Providing diverse sports options supports team-building activities, increases collaboration and helps to fuel self-expression.
People can bond over the love for a specific sport or simply the action of pushing each other to their limits. If people can show up with their true selves to work, they are less likely to experience stress or social anxiety.
On my first day 15 years ago, I was luckily smart enough to bring sports clothes to work and at lunchtime found myself running with the head of our department (and now our current CFO), Harm Ohlmeyer. This is what sets the scene: Leaders who live sports can take away the anxiety for people to do it themselves.
There is nothing stronger than seeing our CEO Kasper Rorsted working out in the morning or former head of Global Brands Eric Liedtke hitting the GYM at lunchtime. Role-model behavior from the top makes sure changes towards health are not only worth it but accepted.
If you want to build healthy routines into your workplace culture, leadership is much more important than infrastructure.

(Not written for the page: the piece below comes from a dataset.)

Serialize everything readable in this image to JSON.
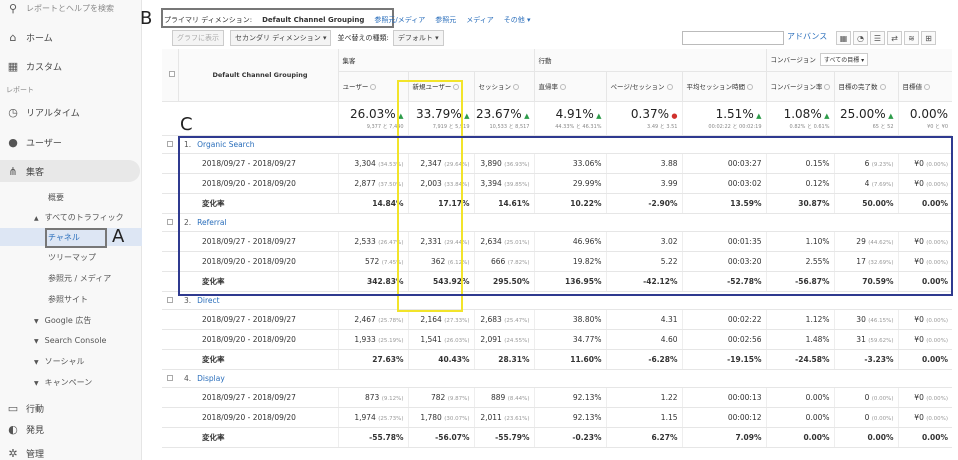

The takeaway is not rocket science. Listen to your people, provide them with the tools that enable greater flexibility and are centered on their human experience, and then create the workplace culture to support it.
You’ll create an environment where your teams can perform at their best because you supported their physical and mental health actively.